How to Retain Your Teachers in Your School
There are so much work and preparation that goes into being an excellent teacher. As a principal, you see what your academics got to offer daily — from their relationships with students and families to their commitments toward rising their practice to the cooperation; they demonstrate with their colleagues. Those reasons alone are why the stats concerning teacher turnover ought to be therefore concerning to you. Nearly 16% of academics leave the sector annually, with 40%-50% of the latest academics abandoning the profession among the primary five years.
One common reason academics leave the profession is as a result of poor school culture. Alternative reasons include stress and low pay. Conversely, academics keep within the schoolroom to figure with students, to provide excellent instructional opportunities, to be challenged, to grow as learners themselves. As a school administrator, if you’ll be able to perceive why some teachers leave and why others keep, you’ll be able to create systems to retain your employees. Several boarding schools in Dehradun like Ecole Globale are providing opportunities for teachers to enhance their skills.
Here are many suggestions to get you started.
Provide academics with specific employment.
If your school doesn’t already raise academics to line personalized goals for themselves at the start of the year, you must begin. Empower your academics to hone in on specific areas they’d wish to work on. This method works for each new and old teacher, who also are eager to grow. Next, notice a lecturer for every teacher who supported his or her goal. The coach could be another teacher, a member, or perhaps you. Make sure every purpose has milestones and ways to assess for mastery. At the tip of the year, have the teacher and coach reflect on the partnership. This data can assist you in providing specific coaching to coaches within the future.
Offer leadership opportunities.
Not all academics are wanting to grow out of the schoolroom; several are very happy operating directly with their students. However, some are trying to find alternative ways to contribute, particularly once those positions have bonuses or stipends attached. Many positions that are great steps up for striving academics are grade-level team leaders, department leads, course of study leads, grant writing groups, coaching, tech integration committee members. Decide what your academics have an interest in learning concerning outside of the schoolroom and see what prospects are on the market.
Protect teachers’ free time.
Teachers spend a median of fifty hours per week on educational duties, as well as an average of twelve hours weekly on non-compensated school-related activities such as grading papers, bus duty, and club advising. And, not like alternative professionals who attend coaching and development throughout regular operating hours, academics sometimes attend skilled development during the summer, their so-called “time off.” you recognize how hard your academics work. Therefore do what you’ll be able to confirm they need the time they have to rejuvenate and use their free time as planned. This means not asking them to cover recess, lunch, corridor passing time, or drop-off and pick-up time.
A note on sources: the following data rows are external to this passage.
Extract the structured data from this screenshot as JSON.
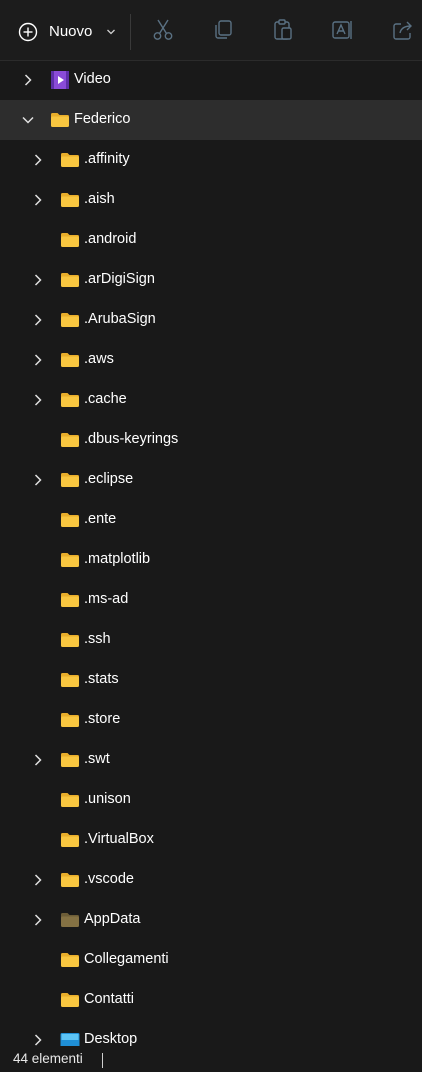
{
  "toolbar": {
    "new_label": "Nuovo",
    "icons": [
      "plus-circle-icon",
      "chevron-down-icon",
      "cut-icon",
      "copy-icon",
      "paste-icon",
      "rename-icon",
      "share-icon"
    ]
  },
  "tree": {
    "items": [
      {
        "label": "Video",
        "level": 0,
        "expandable": true,
        "expanded": false,
        "icon": "video-folder-icon"
      },
      {
        "label": "Federico",
        "level": 0,
        "expandable": true,
        "expanded": true,
        "selected": true,
        "icon": "folder-icon"
      },
      {
        "label": ".affinity",
        "level": 1,
        "expandable": true,
        "icon": "folder-icon"
      },
      {
        "label": ".aish",
        "level": 1,
        "expandable": true,
        "icon": "folder-icon"
      },
      {
        "label": ".android",
        "level": 1,
        "expandable": false,
        "icon": "folder-icon"
      },
      {
        "label": ".arDigiSign",
        "level": 1,
        "expandable": true,
        "icon": "folder-icon"
      },
      {
        "label": ".ArubaSign",
        "level": 1,
        "expandable": true,
        "icon": "folder-icon"
      },
      {
        "label": ".aws",
        "level": 1,
        "expandable": true,
        "icon": "folder-icon"
      },
      {
        "label": ".cache",
        "level": 1,
        "expandable": true,
        "icon": "folder-icon"
      },
      {
        "label": ".dbus-keyrings",
        "level": 1,
        "expandable": false,
        "icon": "folder-icon"
      },
      {
        "label": ".eclipse",
        "level": 1,
        "expandable": true,
        "icon": "folder-icon"
      },
      {
        "label": ".ente",
        "level": 1,
        "expandable": false,
        "icon": "folder-icon"
      },
      {
        "label": ".matplotlib",
        "level": 1,
        "expandable": false,
        "icon": "folder-icon"
      },
      {
        "label": ".ms-ad",
        "level": 1,
        "expandable": false,
        "icon": "folder-icon"
      },
      {
        "label": ".ssh",
        "level": 1,
        "expandable": false,
        "icon": "folder-icon"
      },
      {
        "label": ".stats",
        "level": 1,
        "expandable": false,
        "icon": "folder-icon"
      },
      {
        "label": ".store",
        "level": 1,
        "expandable": false,
        "icon": "folder-icon"
      },
      {
        "label": ".swt",
        "level": 1,
        "expandable": true,
        "icon": "folder-icon"
      },
      {
        "label": ".unison",
        "level": 1,
        "expandable": false,
        "icon": "folder-icon"
      },
      {
        "label": ".VirtualBox",
        "level": 1,
        "expandable": false,
        "icon": "folder-icon"
      },
      {
        "label": ".vscode",
        "level": 1,
        "expandable": true,
        "icon": "folder-icon"
      },
      {
        "label": "AppData",
        "level": 1,
        "expandable": true,
        "icon": "hidden-folder-icon"
      },
      {
        "label": "Collegamenti",
        "level": 1,
        "expandable": false,
        "icon": "folder-icon"
      },
      {
        "label": "Contatti",
        "level": 1,
        "expandable": false,
        "icon": "folder-icon"
      },
      {
        "label": "Desktop",
        "level": 1,
        "expandable": true,
        "icon": "desktop-folder-icon"
      }
    ]
  },
  "status": {
    "count_text": "44 elementi"
  },
  "colors": {
    "folder": "#f8c640",
    "folder_tab": "#e9ae2a",
    "hidden_folder": "#857244",
    "selected_row": "#2d2d2d",
    "video_folder": "#8a4bd8"
  }
}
Additionally, don’t schedule meetings throughout their planning periods — let them have that point to work.
Support flexible arrangements.
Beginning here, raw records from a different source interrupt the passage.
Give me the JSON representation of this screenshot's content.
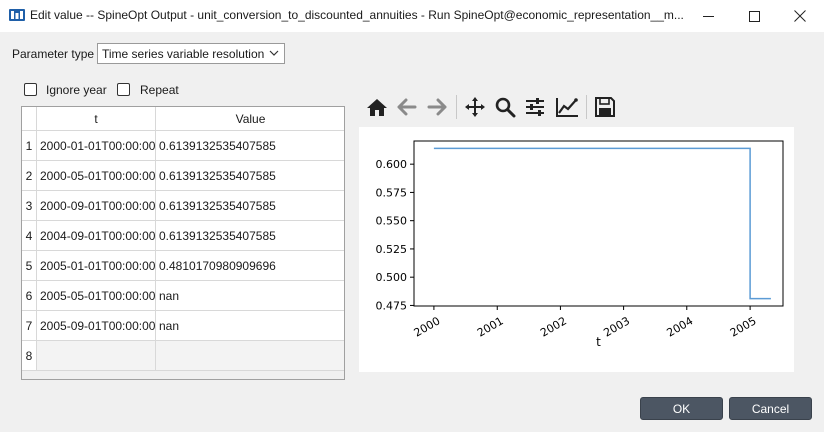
{
  "window": {
    "title": "Edit value   -- SpineOpt Output - unit_conversion_to_discounted_annuities - Run SpineOpt@economic_representation__m...",
    "icons": [
      "app-icon",
      "minimize-icon",
      "maximize-icon",
      "close-icon"
    ]
  },
  "parameter_type": {
    "label": "Parameter type",
    "selected": "Time series variable resolution"
  },
  "options": {
    "ignore_year": "Ignore year",
    "repeat": "Repeat"
  },
  "table": {
    "columns": [
      "t",
      "Value"
    ],
    "rows": [
      {
        "n": "1",
        "t": "2000-01-01T00:00:00",
        "value": "0.6139132535407585"
      },
      {
        "n": "2",
        "t": "2000-05-01T00:00:00",
        "value": "0.6139132535407585"
      },
      {
        "n": "3",
        "t": "2000-09-01T00:00:00",
        "value": "0.6139132535407585"
      },
      {
        "n": "4",
        "t": "2004-09-01T00:00:00",
        "value": "0.6139132535407585"
      },
      {
        "n": "5",
        "t": "2005-01-01T00:00:00",
        "value": "0.4810170980909696"
      },
      {
        "n": "6",
        "t": "2005-05-01T00:00:00",
        "value": "nan"
      },
      {
        "n": "7",
        "t": "2005-09-01T00:00:00",
        "value": "nan"
      },
      {
        "n": "8",
        "t": "",
        "value": ""
      }
    ]
  },
  "toolbar": {
    "icons": [
      "home-icon",
      "back-arrow-icon",
      "forward-arrow-icon",
      "pan-icon",
      "zoom-icon",
      "configure-subplots-icon",
      "edit-curve-icon",
      "save-icon"
    ]
  },
  "chart_data": {
    "type": "line",
    "step": "post",
    "x": [
      "2000-01-01",
      "2000-05-01",
      "2000-09-01",
      "2004-09-01",
      "2005-01-01",
      "2005-05-01",
      "2005-09-01"
    ],
    "y": [
      0.6139132535407585,
      0.6139132535407585,
      0.6139132535407585,
      0.6139132535407585,
      0.4810170980909696,
      null,
      null
    ],
    "xlabel": "t",
    "ylabel": "",
    "x_ticks": [
      "2000",
      "2001",
      "2002",
      "2003",
      "2004",
      "2005"
    ],
    "y_ticks": [
      "0.475",
      "0.500",
      "0.525",
      "0.550",
      "0.575",
      "0.600"
    ],
    "ylim": [
      0.4745,
      0.6205
    ],
    "xlim": [
      "1999-09-08",
      "2005-07-10"
    ],
    "line_color": "#5b9bd5"
  },
  "buttons": {
    "ok": "OK",
    "cancel": "Cancel"
  }
}
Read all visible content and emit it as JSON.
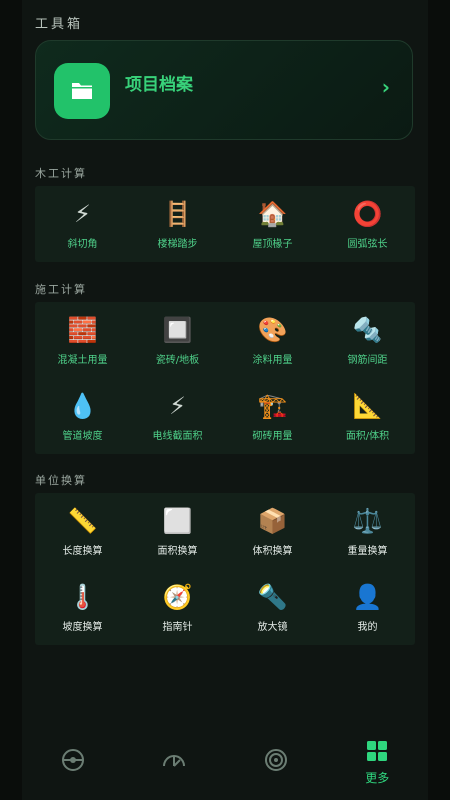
{
  "page": {
    "title": "工具箱"
  },
  "project_card": {
    "title": "项目档案",
    "arrow": "›"
  },
  "sections": [
    {
      "title": "木工计算",
      "items": [
        {
          "icon": "⚡",
          "label": "斜切角"
        },
        {
          "icon": "🪜",
          "label": "楼梯踏步"
        },
        {
          "icon": "🏠",
          "label": "屋顶椽子"
        },
        {
          "icon": "⭕",
          "label": "圆弧弦长"
        }
      ]
    },
    {
      "title": "施工计算",
      "items": [
        {
          "icon": "🧱",
          "label": "混凝土用量"
        },
        {
          "icon": "🔲",
          "label": "瓷砖/地板"
        },
        {
          "icon": "🎨",
          "label": "涂料用量"
        },
        {
          "icon": "🔩",
          "label": "钢筋间距"
        },
        {
          "icon": "💧",
          "label": "管道坡度"
        },
        {
          "icon": "⚡",
          "label": "电线截面积"
        },
        {
          "icon": "🏗️",
          "label": "砌砖用量"
        },
        {
          "icon": "📐",
          "label": "面积/体积"
        }
      ]
    },
    {
      "title": "单位换算",
      "items": [
        {
          "icon": "📏",
          "label": "长度换算"
        },
        {
          "icon": "⬜",
          "label": "面积换算"
        },
        {
          "icon": "📦",
          "label": "体积换算"
        },
        {
          "icon": "⚖️",
          "label": "重量换算"
        },
        {
          "icon": "🌡️",
          "label": "坡度换算"
        },
        {
          "icon": "🧭",
          "label": "指南针"
        },
        {
          "icon": "🔦",
          "label": "放大镜"
        },
        {
          "icon": "👤",
          "label": "我的"
        }
      ]
    }
  ],
  "tab_bar": {
    "tabs": [
      {
        "icon": "level-icon",
        "label": ""
      },
      {
        "icon": "protractor-icon",
        "label": ""
      },
      {
        "icon": "target-icon",
        "label": ""
      },
      {
        "icon": "grid-icon",
        "label": "更多"
      }
    ]
  },
  "colors": {
    "accent": "#2fd67e",
    "label": "#4fd18a",
    "icon_muted": "#6b7d73"
  }
}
One reason academics leave is due to an absence of work-life balance. This is often very true for academics who also are parents. Several professions enable workers to come in late, leave early, work from home, and schedule appointments as needed. However, academics are more likely to cram all of their appointments into their short summer breaks and are available to work even once they’re sick. By giving academics flexible operating arrangements, you would possibly find that they’re less tired and additional satisfied with their work. These arrangements would possibly include co-teaching, team teaching or job sharing, and hybrid roles that include a half-day of teaching and a half-day of doing other school-related duties like curriculum employment or technology planning.